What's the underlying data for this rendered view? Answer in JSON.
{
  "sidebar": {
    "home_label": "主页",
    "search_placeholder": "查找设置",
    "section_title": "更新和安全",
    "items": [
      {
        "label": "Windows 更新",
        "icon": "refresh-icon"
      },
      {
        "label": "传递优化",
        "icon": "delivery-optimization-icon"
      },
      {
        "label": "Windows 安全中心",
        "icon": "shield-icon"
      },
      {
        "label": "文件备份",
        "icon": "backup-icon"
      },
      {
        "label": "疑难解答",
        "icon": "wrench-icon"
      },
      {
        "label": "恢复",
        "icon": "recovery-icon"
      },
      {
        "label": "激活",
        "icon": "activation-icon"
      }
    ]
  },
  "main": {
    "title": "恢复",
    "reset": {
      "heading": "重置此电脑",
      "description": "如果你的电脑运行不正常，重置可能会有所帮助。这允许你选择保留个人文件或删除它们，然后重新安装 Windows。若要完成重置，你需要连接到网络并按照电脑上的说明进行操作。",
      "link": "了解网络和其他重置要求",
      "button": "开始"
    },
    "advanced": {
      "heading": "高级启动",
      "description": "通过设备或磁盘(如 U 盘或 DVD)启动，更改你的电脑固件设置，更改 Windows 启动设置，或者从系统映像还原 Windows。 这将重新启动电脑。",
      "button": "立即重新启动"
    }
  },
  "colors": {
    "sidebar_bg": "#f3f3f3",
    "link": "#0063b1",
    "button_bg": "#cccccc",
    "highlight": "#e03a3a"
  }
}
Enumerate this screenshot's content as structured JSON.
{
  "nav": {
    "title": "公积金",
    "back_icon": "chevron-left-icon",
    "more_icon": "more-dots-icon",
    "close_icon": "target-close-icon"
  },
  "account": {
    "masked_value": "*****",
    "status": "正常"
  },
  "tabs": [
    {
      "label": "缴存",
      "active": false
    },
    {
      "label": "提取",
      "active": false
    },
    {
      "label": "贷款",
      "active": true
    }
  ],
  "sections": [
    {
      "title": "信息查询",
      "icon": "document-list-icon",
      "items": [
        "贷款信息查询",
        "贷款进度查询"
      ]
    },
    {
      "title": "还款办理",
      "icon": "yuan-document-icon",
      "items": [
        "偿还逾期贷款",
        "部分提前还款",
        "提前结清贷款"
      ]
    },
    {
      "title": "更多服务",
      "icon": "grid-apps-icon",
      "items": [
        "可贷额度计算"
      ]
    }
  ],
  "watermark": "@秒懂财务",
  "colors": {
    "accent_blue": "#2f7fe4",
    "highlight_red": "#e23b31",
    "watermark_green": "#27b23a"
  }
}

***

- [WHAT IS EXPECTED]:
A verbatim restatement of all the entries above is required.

- [ANSWER TO THE PROBLEM]:
What's the underlying data for this rendered view? Answer in JSON.
{
  "sidebar": {
    "home_label": "主页",
    "search_placeholder": "查找设置",
    "section_title": "更新和安全",
    "items": [
      {
        "label": "Windows 更新",
        "icon": "refresh-icon"
      },
      {
        "label": "传递优化",
        "icon": "delivery-optimization-icon"
      },
      {
        "label": "Windows 安全中心",
        "icon": "shield-icon"
      },
      {
        "label": "文件备份",
        "icon": "backup-icon"
      },
      {
        "label": "疑难解答",
        "icon": "wrench-icon"
      },
      {
        "label": "恢复",
        "icon": "recovery-icon"
      },
      {
        "label": "激活",
        "icon": "activation-icon"
      }
    ]
  },
  "main": {
    "title": "恢复",
    "reset": {
      "heading": "重置此电脑",
      "description": "如果你的电脑运行不正常，重置可能会有所帮助。这允许你选择保留个人文件或删除它们，然后重新安装 Windows。若要完成重置，你需要连接到网络并按照电脑上的说明进行操作。",
      "link": "了解网络和其他重置要求",
      "button": "开始"
    },
    "advanced": {
      "heading": "高级启动",
      "description": "通过设备或磁盘(如 U 盘或 DVD)启动，更改你的电脑固件设置，更改 Windows 启动设置，或者从系统映像还原 Windows。 这将重新启动电脑。",
      "button": "立即重新启动"
    }
  },
  "colors": {
    "sidebar_bg": "#f3f3f3",
    "link": "#0063b1",
    "button_bg": "#cccccc",
    "highlight": "#e03a3a"
  }
}
Enumerate this screenshot's content as structured JSON.
{
  "nav": {
    "title": "公积金",
    "back_icon": "chevron-left-icon",
    "more_icon": "more-dots-icon",
    "close_icon": "target-close-icon"
  },
  "account": {
    "masked_value": "*****",
    "status": "正常"
  },
  "tabs": [
    {
      "label": "缴存",
      "active": false
    },
    {
      "label": "提取",
      "active": false
    },
    {
      "label": "贷款",
      "active": true
    }
  ],
  "sections": [
    {
      "title": "信息查询",
      "icon": "document-list-icon",
      "items": [
        "贷款信息查询",
        "贷款进度查询"
      ]
    },
    {
      "title": "还款办理",
      "icon": "yuan-document-icon",
      "items": [
        "偿还逾期贷款",
        "部分提前还款",
        "提前结清贷款"
      ]
    },
    {
      "title": "更多服务",
      "icon": "grid-apps-icon",
      "items": [
        "可贷额度计算"
      ]
    }
  ],
  "watermark": "@秒懂财务",
  "colors": {
    "accent_blue": "#2f7fe4",
    "highlight_red": "#e23b31",
    "watermark_green": "#27b23a"
  }
}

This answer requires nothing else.